Published on Saturday, February 18, 2012 by Davis Downey
The prevailing attitude among students seems to be that the singular goal we should all work for is attending college. The belief is that if you earn a good GPA, participate in extra curricular activities; you get accepted to the college you choose. Teachers and parents will make it seem as if there is only one option and anything that falls short of that isn’t good enough.
This mentality is damaging to people, and can lead to students making bad decisions regarding their future education. While there are some careers that require college, like the medical field, there are other careers that don’t require a loan, or at least four years of your life.
Some people would rather have a career in some sort of technical field or with the military. Both of those options are as viable as a bachelor’s degree, but avoid bankrupting you in the process.

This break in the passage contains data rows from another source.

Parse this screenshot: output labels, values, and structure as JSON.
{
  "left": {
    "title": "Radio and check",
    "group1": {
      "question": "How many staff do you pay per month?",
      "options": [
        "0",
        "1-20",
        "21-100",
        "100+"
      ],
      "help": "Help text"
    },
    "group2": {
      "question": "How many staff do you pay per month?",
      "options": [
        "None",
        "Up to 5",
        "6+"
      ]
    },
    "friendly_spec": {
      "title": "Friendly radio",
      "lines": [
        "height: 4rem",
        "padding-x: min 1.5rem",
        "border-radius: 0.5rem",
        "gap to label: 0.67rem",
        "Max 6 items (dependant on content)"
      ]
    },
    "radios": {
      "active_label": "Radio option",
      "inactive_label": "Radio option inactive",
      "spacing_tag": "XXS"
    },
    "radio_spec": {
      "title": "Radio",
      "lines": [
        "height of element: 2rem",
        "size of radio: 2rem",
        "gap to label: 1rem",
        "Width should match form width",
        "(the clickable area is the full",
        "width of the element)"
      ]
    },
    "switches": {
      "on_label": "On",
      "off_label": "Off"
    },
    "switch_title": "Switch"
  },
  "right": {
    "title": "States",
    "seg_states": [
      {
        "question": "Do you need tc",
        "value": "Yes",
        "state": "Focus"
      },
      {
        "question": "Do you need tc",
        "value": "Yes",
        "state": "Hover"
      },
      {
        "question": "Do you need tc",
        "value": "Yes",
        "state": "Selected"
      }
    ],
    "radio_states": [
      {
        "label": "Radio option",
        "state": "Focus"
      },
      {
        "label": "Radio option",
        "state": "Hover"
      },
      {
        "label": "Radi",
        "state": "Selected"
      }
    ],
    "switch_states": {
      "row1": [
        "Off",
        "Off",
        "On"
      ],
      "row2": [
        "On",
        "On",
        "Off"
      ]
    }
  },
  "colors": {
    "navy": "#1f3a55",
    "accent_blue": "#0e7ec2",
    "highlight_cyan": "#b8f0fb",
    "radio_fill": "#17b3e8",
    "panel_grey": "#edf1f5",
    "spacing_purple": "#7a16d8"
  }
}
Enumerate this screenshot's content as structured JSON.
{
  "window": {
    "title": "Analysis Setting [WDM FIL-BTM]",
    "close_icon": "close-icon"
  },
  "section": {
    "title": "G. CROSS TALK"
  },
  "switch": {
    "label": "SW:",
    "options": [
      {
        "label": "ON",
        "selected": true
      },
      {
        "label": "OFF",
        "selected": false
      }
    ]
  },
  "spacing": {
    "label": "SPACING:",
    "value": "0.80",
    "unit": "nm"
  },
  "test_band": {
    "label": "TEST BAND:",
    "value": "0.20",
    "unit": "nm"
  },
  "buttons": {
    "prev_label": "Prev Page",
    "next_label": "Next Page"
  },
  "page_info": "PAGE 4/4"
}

In many cases, the salary earned is significantly higher than the base income earned by a college graduate. For people who need to support their family or want to start one, college is an impediment, not an opportunity.
College also encourages the wrong mentality while in high school. Students are encouraged to join organizations like National Honor Society, not because they actually have a desire to help but because they want it to look good on their college application.
Don’t get me wrong, there are definitely some advantages to going to college. College can offer so many opportunities and lead to a great career that wouldn’t have been available without a degree. College can also help foster a more active social life, and give you a chance to meet new people who have interests that are similar to yours.
While college can be very beneficial and lead to a great career and a fulfilling life, it can also cost you a lot without adding anything to your life. In some cases, a community college or a technical degree is the right way to go.